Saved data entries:
▽
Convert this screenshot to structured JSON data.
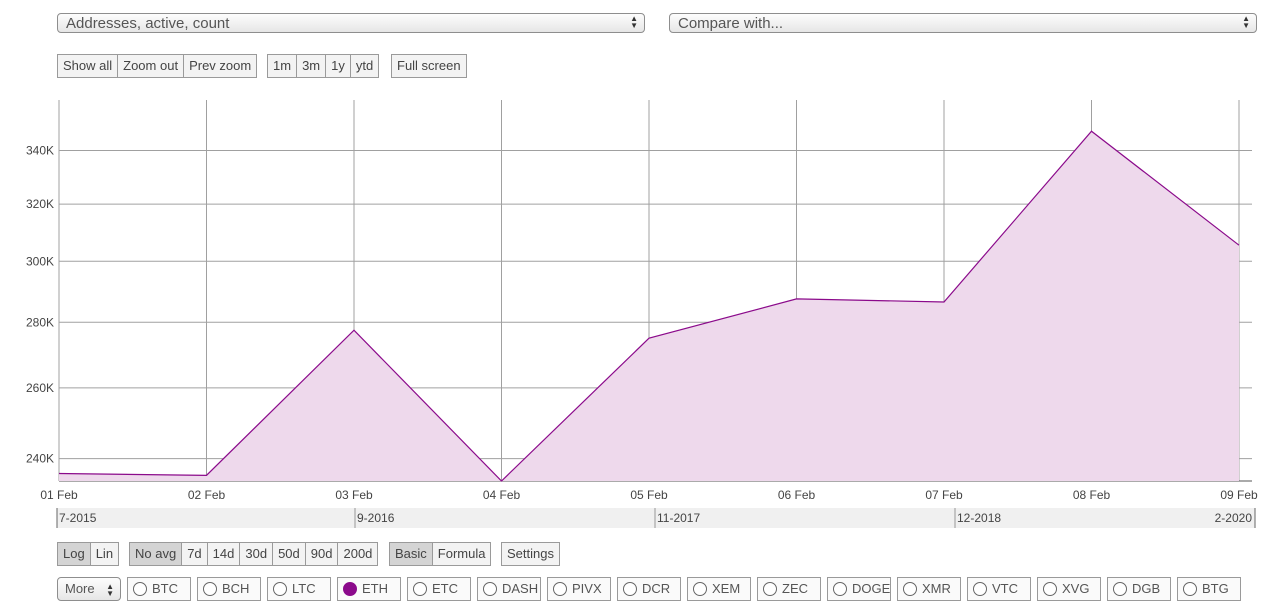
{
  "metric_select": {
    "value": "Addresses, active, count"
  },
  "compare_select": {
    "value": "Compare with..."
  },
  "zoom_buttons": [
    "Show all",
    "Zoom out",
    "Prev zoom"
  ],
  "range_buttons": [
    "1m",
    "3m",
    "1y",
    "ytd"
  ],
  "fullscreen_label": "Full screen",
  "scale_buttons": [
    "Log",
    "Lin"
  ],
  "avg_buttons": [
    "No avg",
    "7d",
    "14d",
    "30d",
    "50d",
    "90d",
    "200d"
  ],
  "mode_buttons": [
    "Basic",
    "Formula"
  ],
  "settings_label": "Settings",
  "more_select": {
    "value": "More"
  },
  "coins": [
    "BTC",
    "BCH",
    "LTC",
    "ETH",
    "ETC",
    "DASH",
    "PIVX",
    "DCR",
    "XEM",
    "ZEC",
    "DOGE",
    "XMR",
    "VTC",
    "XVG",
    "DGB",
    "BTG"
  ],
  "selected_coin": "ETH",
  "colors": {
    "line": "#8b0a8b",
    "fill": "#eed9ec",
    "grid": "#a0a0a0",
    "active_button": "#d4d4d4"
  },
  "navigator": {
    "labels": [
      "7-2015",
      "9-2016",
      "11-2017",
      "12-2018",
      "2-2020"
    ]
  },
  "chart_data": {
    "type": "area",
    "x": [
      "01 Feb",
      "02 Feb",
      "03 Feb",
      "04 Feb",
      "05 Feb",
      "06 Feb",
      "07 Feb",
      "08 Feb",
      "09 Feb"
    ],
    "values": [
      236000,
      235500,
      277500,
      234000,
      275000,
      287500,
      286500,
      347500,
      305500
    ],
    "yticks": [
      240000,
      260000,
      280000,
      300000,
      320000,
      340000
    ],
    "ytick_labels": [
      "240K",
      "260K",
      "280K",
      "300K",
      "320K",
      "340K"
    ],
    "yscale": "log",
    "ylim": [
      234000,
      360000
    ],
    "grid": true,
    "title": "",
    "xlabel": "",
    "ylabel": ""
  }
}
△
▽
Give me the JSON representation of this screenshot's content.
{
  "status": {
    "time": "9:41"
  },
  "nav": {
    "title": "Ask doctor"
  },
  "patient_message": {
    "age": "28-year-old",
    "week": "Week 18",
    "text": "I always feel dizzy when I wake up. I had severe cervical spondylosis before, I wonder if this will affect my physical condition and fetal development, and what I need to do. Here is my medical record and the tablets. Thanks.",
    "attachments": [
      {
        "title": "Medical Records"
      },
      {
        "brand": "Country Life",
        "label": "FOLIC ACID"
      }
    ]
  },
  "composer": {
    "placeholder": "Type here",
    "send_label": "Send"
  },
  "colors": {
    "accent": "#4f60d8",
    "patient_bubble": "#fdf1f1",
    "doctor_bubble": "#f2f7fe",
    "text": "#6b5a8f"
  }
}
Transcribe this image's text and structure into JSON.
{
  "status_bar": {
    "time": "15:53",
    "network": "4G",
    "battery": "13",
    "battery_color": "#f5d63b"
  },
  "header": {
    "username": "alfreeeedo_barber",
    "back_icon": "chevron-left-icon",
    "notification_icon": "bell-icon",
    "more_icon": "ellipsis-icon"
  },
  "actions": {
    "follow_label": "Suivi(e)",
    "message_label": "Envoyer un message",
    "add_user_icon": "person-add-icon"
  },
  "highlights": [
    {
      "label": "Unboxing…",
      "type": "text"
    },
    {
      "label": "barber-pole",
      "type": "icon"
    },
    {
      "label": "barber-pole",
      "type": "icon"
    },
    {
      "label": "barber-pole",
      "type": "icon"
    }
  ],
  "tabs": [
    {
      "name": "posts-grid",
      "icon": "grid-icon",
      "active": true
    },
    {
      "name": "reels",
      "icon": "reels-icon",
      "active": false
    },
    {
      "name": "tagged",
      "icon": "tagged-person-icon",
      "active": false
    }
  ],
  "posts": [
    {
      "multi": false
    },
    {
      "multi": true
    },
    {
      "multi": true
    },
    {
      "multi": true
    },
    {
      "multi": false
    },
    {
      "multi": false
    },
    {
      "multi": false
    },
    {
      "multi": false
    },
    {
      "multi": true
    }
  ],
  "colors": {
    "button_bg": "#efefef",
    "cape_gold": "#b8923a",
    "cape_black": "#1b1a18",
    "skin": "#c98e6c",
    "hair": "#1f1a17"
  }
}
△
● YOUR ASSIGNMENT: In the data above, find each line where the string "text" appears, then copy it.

● RESULT OF THIS EXERCISE:
    "text": "I always feel dizzy when I wake up. I had severe cervical spondylosis before, I wonder if this will affect my physical condition and fetal development, and what I need to do. Here is my medical record and the tablets. Thanks.",
    "text": "#6b5a8f"
Transcribe this image's text and structure into JSON.
      "type": "text"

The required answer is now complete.